  • adamgnewman

    Any ideas for a way to make this a loop?

  • NickS

    Great track, thanks for the additional camping info.
    FYI in the Spring (thought out the year really) the nettle can be thick in sections. Although most sections are extremely well maintained there are a few that are not. Also those moto barriers are very tall and there are a ton.

  • mikeetheviking

    Must go back to France for the vending machine

  • DamagedSurfer

    Great pics! Sadly, this is a part of the world I have not spent enough time in amidst my travels. I’ve been contemplating a 2-week bikepacking trip around Vancouver Island and BC. It’s always ‘maybe next year’. Every time I see pics of this region I want to quit my job. Of course I say that about Peru, the Himalayas, Scotland, Eastern Europe, New Zealand, etc.

  • Thomas Snow

    Nice pictures. Looks like a great 24hr getaway.

  • http://www.leavenotraceexpeditions.com Zoran Vasić

    Hi, do you think this route could be done with slick tires? Something like 2.0 size but not knobby …

  • Drew Thompson

    Doable on something like an AWOL?

  • Karl S.

    Yes. Just don’t be a dummy like me and try to take your road touring config on this. It’ll handle the terrain beautifully but you’ll need to lift panniers over every. single. barrier.

  • FatLikeElvis

    Wow. Beautiful pics. I’m thinking about doing this route in October. This might be a dumb question… is rain an issue? Where’s the nearest place to rent a bike? Thanks, Earl

  • Lennart

    Could you be more specific? Or post a picture of one of these barries? I’m unfamiliar with them and was planning on bringing panniers. Thanks!
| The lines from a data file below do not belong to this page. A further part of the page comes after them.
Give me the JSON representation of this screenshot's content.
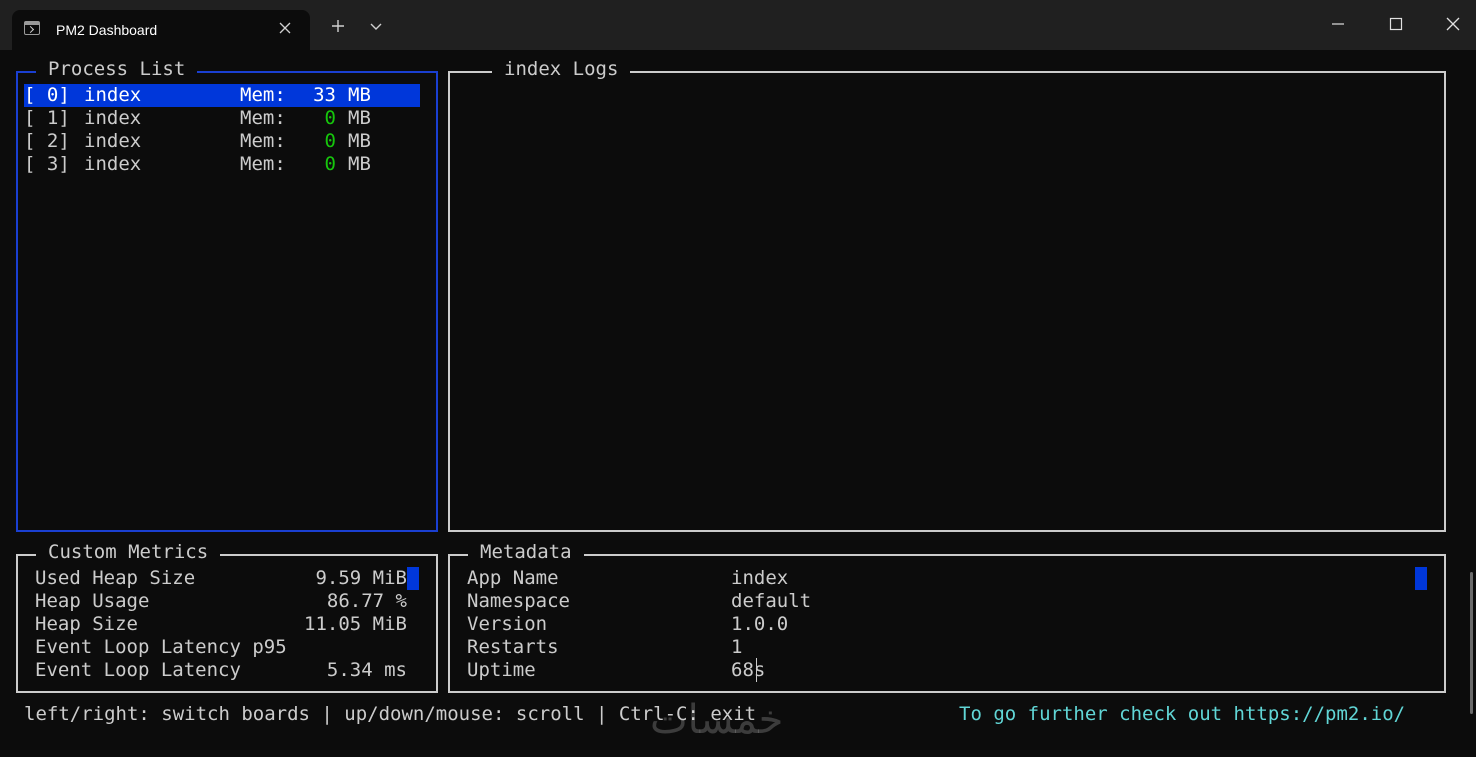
{
  "window": {
    "tab_title": "PM2 Dashboard",
    "icons": {
      "tab": "terminal-icon",
      "close_tab": "close-icon",
      "new_tab": "plus-icon",
      "dropdown": "chevron-down-icon",
      "minimize": "minimize-icon",
      "maximize": "maximize-icon",
      "close": "close-icon"
    }
  },
  "process_list": {
    "title": "Process List",
    "rows": [
      {
        "id": "[ 0]",
        "name": "index",
        "mem_label": "Mem:",
        "mem_value": "33",
        "unit": "MB",
        "selected": true
      },
      {
        "id": "[ 1]",
        "name": "index",
        "mem_label": "Mem:",
        "mem_value": "0",
        "unit": "MB",
        "selected": false
      },
      {
        "id": "[ 2]",
        "name": "index",
        "mem_label": "Mem:",
        "mem_value": "0",
        "unit": "MB",
        "selected": false
      },
      {
        "id": "[ 3]",
        "name": "index",
        "mem_label": "Mem:",
        "mem_value": "0",
        "unit": "MB",
        "selected": false
      }
    ]
  },
  "logs": {
    "title": "index Logs"
  },
  "custom_metrics": {
    "title": "Custom Metrics",
    "rows": [
      {
        "label": "Used Heap Size",
        "value": "9.59 MiB"
      },
      {
        "label": "Heap Usage",
        "value": "86.77 %"
      },
      {
        "label": "Heap Size",
        "value": "11.05 MiB"
      },
      {
        "label": "Event Loop Latency p95",
        "value": ""
      },
      {
        "label": "Event Loop Latency",
        "value": "5.34 ms"
      }
    ]
  },
  "metadata": {
    "title": "Metadata",
    "rows": [
      {
        "label": "App Name",
        "value": "index"
      },
      {
        "label": "Namespace",
        "value": "default"
      },
      {
        "label": "Version",
        "value": "1.0.0"
      },
      {
        "label": "Restarts",
        "value": "1"
      },
      {
        "label": "Uptime",
        "value": "68s"
      }
    ]
  },
  "footer": {
    "help": "left/right: switch boards | up/down/mouse: scroll | Ctrl-C: exit",
    "promo": "To go further check out https://pm2.io/"
  },
  "watermark": "خمسات",
  "colors": {
    "background": "#0c0c0c",
    "titlebar": "#202020",
    "selected_row": "#0037da",
    "focus_border": "#1a3fd1",
    "mem_value": "#16c60c",
    "promo_text": "#61d6d6"
  }
}
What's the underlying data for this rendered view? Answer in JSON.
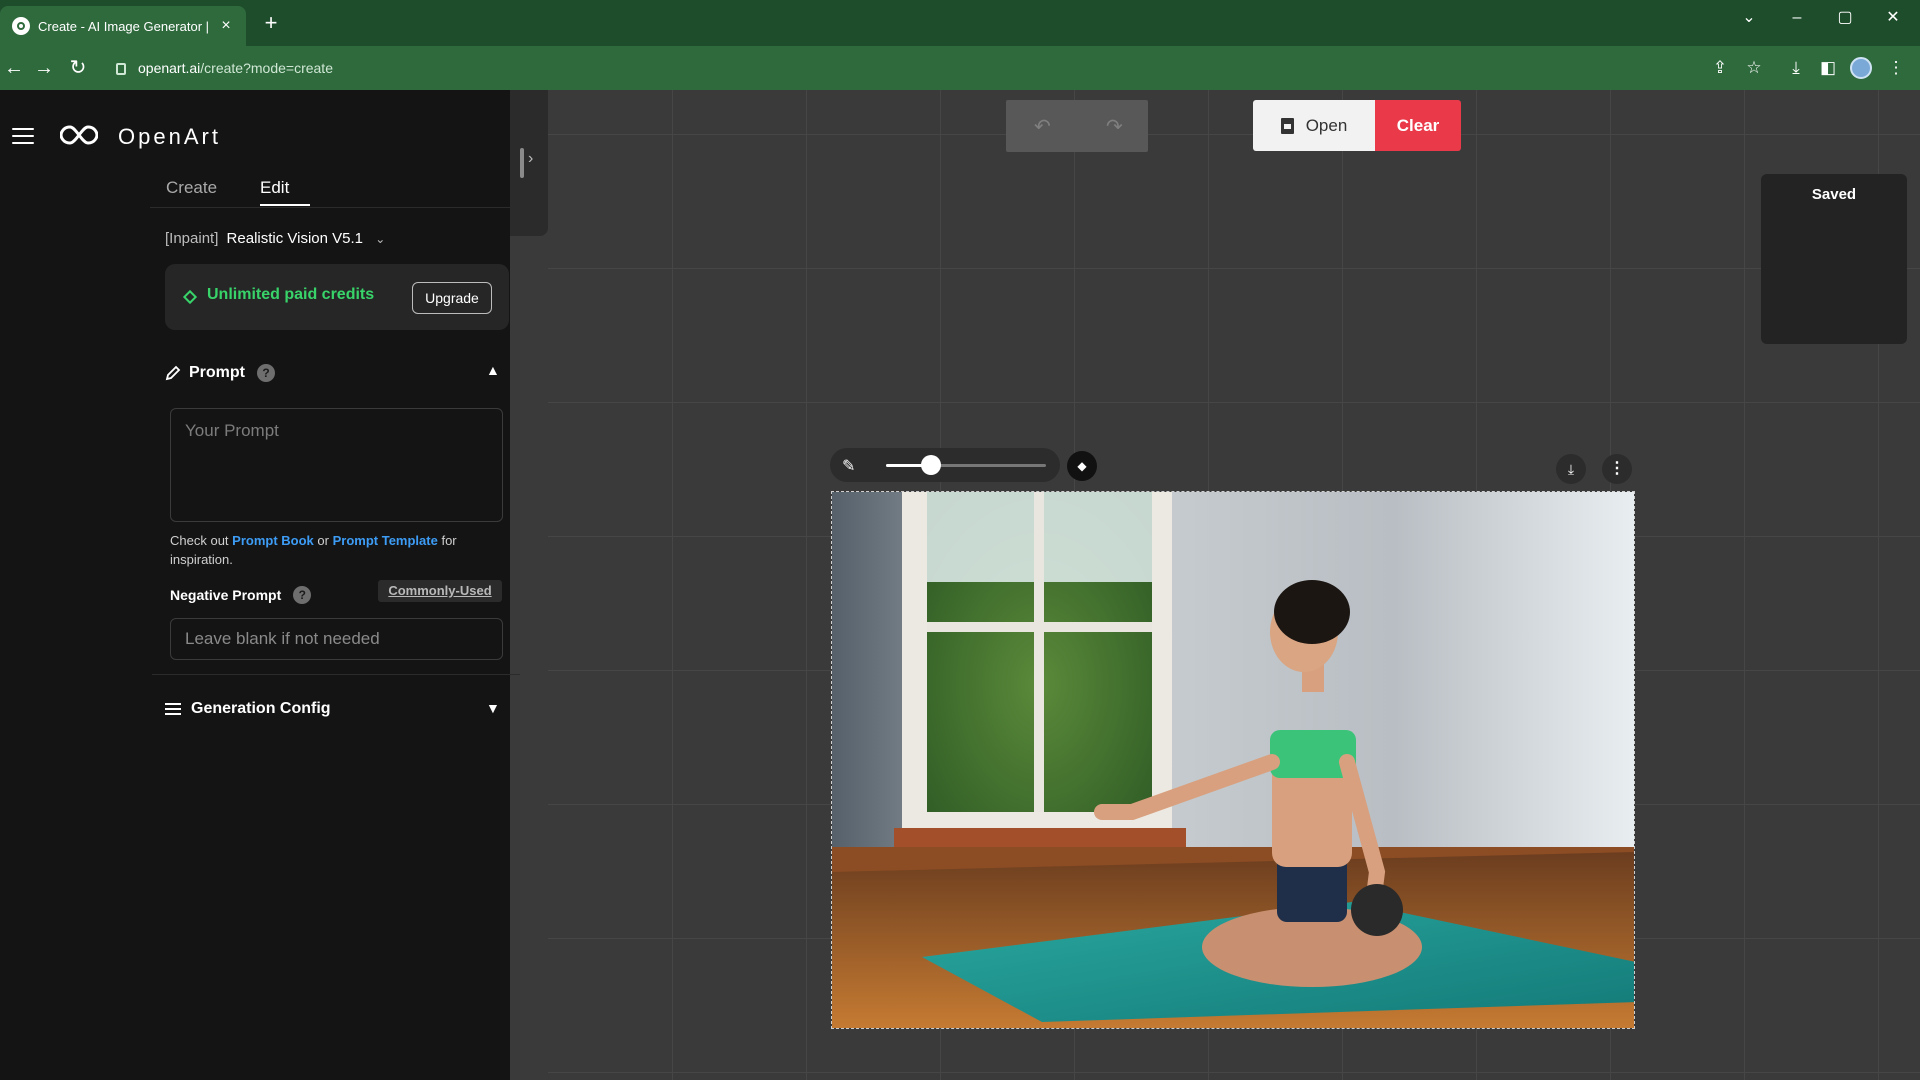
{
  "browser": {
    "tab_title": "Create - AI Image Generator | Op",
    "url_host": "openart.ai",
    "url_path": "/create?mode=create"
  },
  "app": {
    "brand": "OpenArt",
    "tabs": [
      "Create",
      "Edit"
    ],
    "active_tab": "Edit",
    "model_prefix": "[Inpaint]",
    "model_name": "Realistic Vision V5.1",
    "credits_text": "Unlimited paid credits",
    "upgrade_label": "Upgrade",
    "prompt_label": "Prompt",
    "prompt_placeholder": "Your Prompt",
    "inspire_pre": "Check out",
    "inspire_link1": "Prompt Book",
    "inspire_mid": "or",
    "inspire_link2": "Prompt Template",
    "inspire_post": "for inspiration.",
    "negative_label": "Negative Prompt",
    "commonly_used_label": "Commonly-Used",
    "negative_placeholder": "Leave blank if not needed",
    "gen_config_label": "Generation Config"
  },
  "canvas": {
    "open_label": "Open",
    "clear_label": "Clear",
    "saved_label": "Saved",
    "brush_size_fraction": 0.28
  },
  "colors": {
    "accent_green": "#38d46a",
    "link_blue": "#3d9cf5",
    "clear_red": "#ea3a4a"
  },
  "icons": {
    "hamburger": "menu-icon",
    "help": "help-icon",
    "brush": "brush-icon",
    "download": "download-icon",
    "more": "more-vertical-icon"
  }
}
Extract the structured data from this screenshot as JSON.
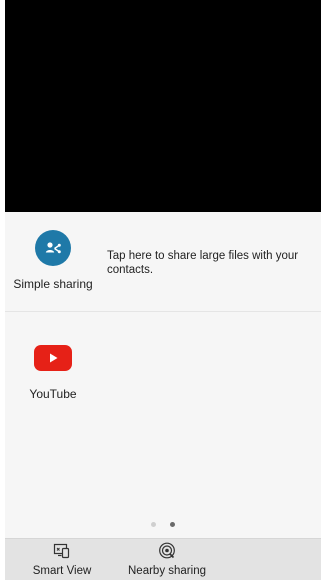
{
  "share_sheet": {
    "simple_sharing": {
      "label": "Simple sharing",
      "icon": "share-icon",
      "hint": "Tap here to share large files with your contacts."
    },
    "apps": [
      {
        "label": "YouTube",
        "icon": "youtube-icon"
      }
    ],
    "page_indicator": {
      "pages": 2,
      "current": 2
    }
  },
  "bottom_bar": {
    "smart_view": {
      "label": "Smart View",
      "icon": "smart-view-icon"
    },
    "nearby_sharing": {
      "label": "Nearby sharing",
      "icon": "nearby-sharing-icon"
    }
  },
  "colors": {
    "simple_sharing_icon": "#1f79a8",
    "youtube_icon": "#e62117",
    "sheet_background": "#f6f6f6",
    "bottom_bar_background": "#e3e3e3"
  }
}
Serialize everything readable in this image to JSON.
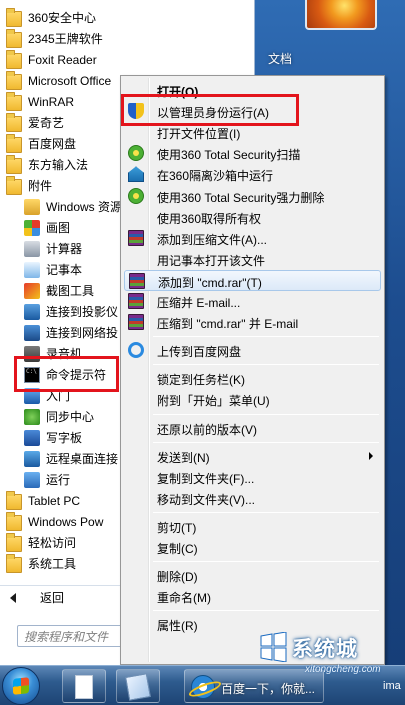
{
  "programs": [
    {
      "label": "360安全中心",
      "icon": "folder-icon"
    },
    {
      "label": "2345王牌软件",
      "icon": "folder-icon"
    },
    {
      "label": "Foxit Reader",
      "icon": "folder-icon"
    },
    {
      "label": "Microsoft Office",
      "icon": "folder-icon"
    },
    {
      "label": "WinRAR",
      "icon": "folder-icon"
    },
    {
      "label": "爱奇艺",
      "icon": "folder-icon"
    },
    {
      "label": "百度网盘",
      "icon": "folder-icon"
    },
    {
      "label": "东方输入法",
      "icon": "folder-icon"
    },
    {
      "label": "附件",
      "icon": "folder-icon"
    },
    {
      "label": "Windows 资源",
      "icon": "explorer-icon"
    },
    {
      "label": "画图",
      "icon": "paint-icon"
    },
    {
      "label": "计算器",
      "icon": "calculator-icon"
    },
    {
      "label": "记事本",
      "icon": "notepad-icon"
    },
    {
      "label": "截图工具",
      "icon": "snipping-icon"
    },
    {
      "label": "连接到投影仪",
      "icon": "projector-icon"
    },
    {
      "label": "连接到网络投",
      "icon": "network-projector-icon"
    },
    {
      "label": "录音机",
      "icon": "recorder-icon"
    },
    {
      "label": "命令提示符",
      "icon": "cmd-icon"
    },
    {
      "label": "入门",
      "icon": "getting-started-icon"
    },
    {
      "label": "同步中心",
      "icon": "sync-icon"
    },
    {
      "label": "写字板",
      "icon": "wordpad-icon"
    },
    {
      "label": "远程桌面连接",
      "icon": "remote-desktop-icon"
    },
    {
      "label": "运行",
      "icon": "run-icon"
    },
    {
      "label": "Tablet PC",
      "icon": "folder-icon"
    },
    {
      "label": "Windows Pow",
      "icon": "folder-icon"
    },
    {
      "label": "轻松访问",
      "icon": "folder-icon"
    },
    {
      "label": "系统工具",
      "icon": "folder-icon"
    }
  ],
  "back_label": "返回",
  "search_placeholder": "搜索程序和文件",
  "right_pane": {
    "documents_label": "文档"
  },
  "context_menu": {
    "items": [
      {
        "label": "打开(O)",
        "bold": true,
        "icon": ""
      },
      {
        "label": "以管理员身份运行(A)",
        "icon": "uac-shield-icon",
        "highlighted": true
      },
      {
        "label": "打开文件位置(I)",
        "icon": ""
      },
      {
        "label": "使用360 Total Security扫描",
        "icon": "360-security-icon"
      },
      {
        "label": "在360隔离沙箱中运行",
        "icon": "360-sandbox-icon"
      },
      {
        "label": "使用360 Total Security强力删除",
        "icon": "360-security-icon"
      },
      {
        "label": "使用360取得所有权",
        "icon": ""
      },
      {
        "label": "添加到压缩文件(A)...",
        "icon": "winrar-icon"
      },
      {
        "label": "用记事本打开该文件",
        "icon": ""
      },
      {
        "label": "添加到 \"cmd.rar\"(T)",
        "icon": "winrar-icon",
        "hover": true
      },
      {
        "label": "压缩并 E-mail...",
        "icon": "winrar-icon"
      },
      {
        "label": "压缩到 \"cmd.rar\" 并 E-mail",
        "icon": "winrar-icon"
      },
      {
        "separator": true
      },
      {
        "label": "上传到百度网盘",
        "icon": "baidu-netdisk-icon"
      },
      {
        "separator": true
      },
      {
        "label": "锁定到任务栏(K)",
        "icon": ""
      },
      {
        "label": "附到「开始」菜单(U)",
        "icon": ""
      },
      {
        "separator": true
      },
      {
        "label": "还原以前的版本(V)",
        "icon": ""
      },
      {
        "separator": true
      },
      {
        "label": "发送到(N)",
        "icon": "",
        "submenu": true
      },
      {
        "label": "复制到文件夹(F)...",
        "icon": ""
      },
      {
        "label": "移动到文件夹(V)...",
        "icon": ""
      },
      {
        "separator": true
      },
      {
        "label": "剪切(T)",
        "icon": ""
      },
      {
        "label": "复制(C)",
        "icon": ""
      },
      {
        "separator": true
      },
      {
        "label": "删除(D)",
        "icon": ""
      },
      {
        "label": "重命名(M)",
        "icon": ""
      },
      {
        "separator": true
      },
      {
        "label": "属性(R)",
        "icon": ""
      }
    ]
  },
  "taskbar": {
    "ie_label": "百度一下，你就...",
    "tray_text": "ima"
  },
  "watermark": {
    "brand": "系统城",
    "url": "xitongcheng.com"
  },
  "colors": {
    "highlight_box": "#e3141c",
    "menu_hover": "#dce9f8",
    "taskbar": "#2e5b8e"
  }
}
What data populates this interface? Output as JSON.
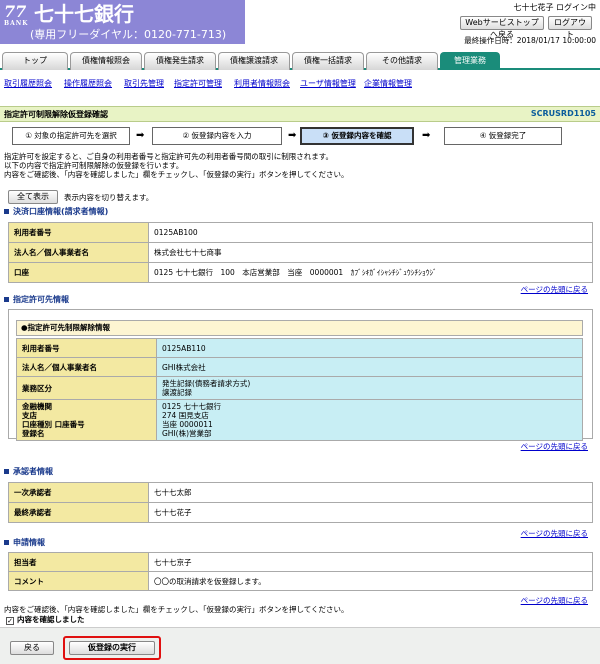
{
  "header": {
    "logo_num": "77",
    "logo_sub": "BANK",
    "bank_name": "七十七銀行",
    "freedial": "(専用フリーダイヤル：0120-771-713)",
    "user": "七十七花子 ログイン中",
    "top_button": "Webサービストップへ戻る",
    "logout_button": "ログアウト",
    "last_operation": "最終操作日時：2018/01/17 10:00:00"
  },
  "tabs": [
    "トップ",
    "債権情報照会",
    "債権発生請求",
    "債権譲渡請求",
    "債権一括請求",
    "その他請求",
    "管理業務"
  ],
  "submenu": [
    "取引履歴照会",
    "操作履歴照会",
    "取引先管理",
    "指定許可管理",
    "利用者情報照会",
    "ユーザ情報管理",
    "企業情報管理"
  ],
  "title": "指定許可制限解除仮登録確認",
  "screen_id": "SCRUSRD1105",
  "steps": [
    "① 対象の指定許可先を選択",
    "② 仮登録内容を入力",
    "③ 仮登録内容を確認",
    "④ 仮登録完了"
  ],
  "instructions": [
    "指定許可を設定すると、ご自身の利用者番号と指定許可先の利用者番号間の取引に制限されます。",
    "以下の内容で指定許可制限解除の仮登録を行います。",
    "内容をご確認後、「内容を確認しました」欄をチェックし、「仮登録の実行」ボタンを押してください。"
  ],
  "show_all_button": "全て表示",
  "show_all_label": "表示内容を切り替えます。",
  "sections": {
    "settlement": {
      "heading": "決済口座情報(請求者情報)",
      "rows": [
        {
          "k": "利用者番号",
          "v": "0125AB100"
        },
        {
          "k": "法人名／個人事業者名",
          "v": "株式会社七十七商事"
        },
        {
          "k": "口座",
          "v": "0125 七十七銀行　100　本店営業部　当座　0000001　ｶﾌﾞｼｷｶﾞｲｼｬｼﾁｼﾞｭｳｼﾁｼｮｳｼﾞ"
        }
      ]
    },
    "permitted": {
      "heading": "指定許可先情報",
      "subheading": "●指定許可先制限解除情報",
      "rows": [
        {
          "k": "利用者番号",
          "v": "0125AB110"
        },
        {
          "k": "法人名／個人事業者名",
          "v": "GHI株式会社"
        }
      ],
      "business_label": "業務区分",
      "business_lines": [
        "発生記録(債務者請求方式)",
        "譲渡記録"
      ],
      "account_labels": [
        "金融機関",
        "支店",
        "口座種別 口座番号",
        "登録名"
      ],
      "account_values": [
        "0125 七十七銀行",
        "274 国見支店",
        "当座 0000011",
        "GHI(株)営業部"
      ]
    },
    "approver": {
      "heading": "承認者情報",
      "rows": [
        {
          "k": "一次承認者",
          "v": "七十七太郎"
        },
        {
          "k": "最終承認者",
          "v": "七十七花子"
        }
      ]
    },
    "application": {
      "heading": "申請情報",
      "rows": [
        {
          "k": "担当者",
          "v": "七十七京子"
        },
        {
          "k": "コメント",
          "v": "〇〇の取消請求を仮登録します。"
        }
      ]
    }
  },
  "page_top_link": "ページの先頭に戻る",
  "confirm_text": "内容をご確認後、「内容を確認しました」欄をチェックし、「仮登録の実行」ボタンを押してください。",
  "checkbox_label": "内容を確認しました",
  "checkbox_mark": "✓",
  "back_button": "戻る",
  "execute_button": "仮登録の実行"
}
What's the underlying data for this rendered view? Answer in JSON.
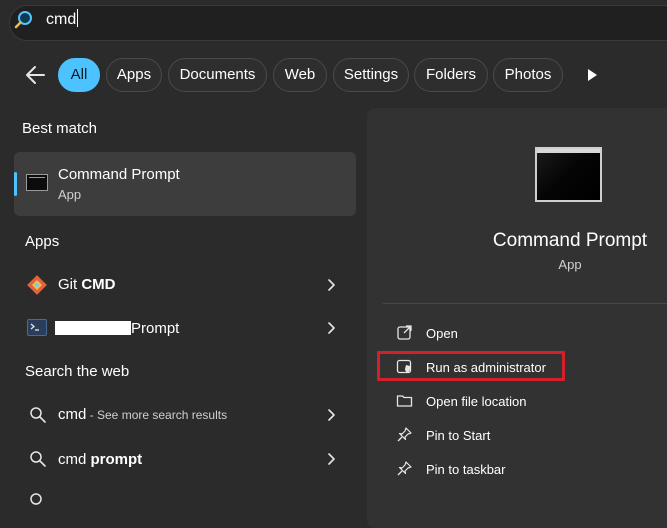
{
  "search": {
    "value": "cmd"
  },
  "filters": {
    "chips": [
      "All",
      "Apps",
      "Documents",
      "Web",
      "Settings",
      "Folders",
      "Photos"
    ],
    "active": "All"
  },
  "best_match": {
    "heading": "Best match",
    "title": "Command Prompt",
    "subtitle": "App"
  },
  "apps": {
    "heading": "Apps",
    "items": [
      {
        "prefix": "Git ",
        "bold": "CMD"
      },
      {
        "prefix": "",
        "bold": "",
        "suffix": "Prompt"
      }
    ]
  },
  "web": {
    "heading": "Search the web",
    "items": [
      {
        "query": "cmd",
        "hint": " - See more search results"
      },
      {
        "query": "cmd ",
        "bold": "prompt"
      }
    ]
  },
  "detail": {
    "title": "Command Prompt",
    "subtitle": "App",
    "actions": [
      "Open",
      "Run as administrator",
      "Open file location",
      "Pin to Start",
      "Pin to taskbar"
    ]
  },
  "colors": {
    "accent": "#4cc2ff",
    "highlight": "#d4202a",
    "background": "#2b2b2b",
    "pane": "#323232"
  }
}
  • http://www.offroute.ca Skyler

    Yes, probably, if you’re careful. The climbs have very easy, low-angle switchbacks so traction shouldn’t be a limiting factor on most of it.

  • http://www.offroute.ca Skyler

    We did it February! Because of the low elevation and coastal climate, you can do it any time of the year. Yes, it rains much more frequently in the off-season (Oct-April), but it can rain any time of the year in the rainforest, so it’s best to just watch the forecast and go when the weather is good.

  • Enrique

    Wow the route looks amazing, thanks for sharing.
    I’ve just moved to Seattle so I guess this one is in my must-do list now!

  • allan knibbs

    Anyone do this with kids yet?

  • Lillian Schiavo

    is camping restricted to only the two mentioned campgrounds? how possible is it to just get off trail and camp? Do you know if one has to make reservations at either campground?

    Planning on going either late July or early August, so wanted to know if I needed to make reservations.

    Thanks for the great write up!

  • Zach Love

    I also have a whpg, how’d they do with the long day?

  • Ttocs Nruboc

    I want to ride this some time if anyone is going and needs a +1 please let me know

  • Alan Love

    According to the NPS (had to email them directly to get the info), wild camping isn’t allowed along the route. But the Fairholme campground sites are first come/first served.

  • max_9

    I did a portion of this a few years back – if you camp at Lake Crescent (aka Fairholm camp ground) you can take a bus to something close to the starting point. You want to get off at Lairds corner and bike to the start – it has a shoulder and isn’t that bad. Here is a link to the schedule, the bus can hold 2 bikes on the front – no Sunday service. Saturday service is rough with only two routes in your direction. http://www.clallamtransit.com/Portals/17/Images/Schedule%20and%20Map/jpeg%202017%20June/June%202017%2014%20Forks.jpg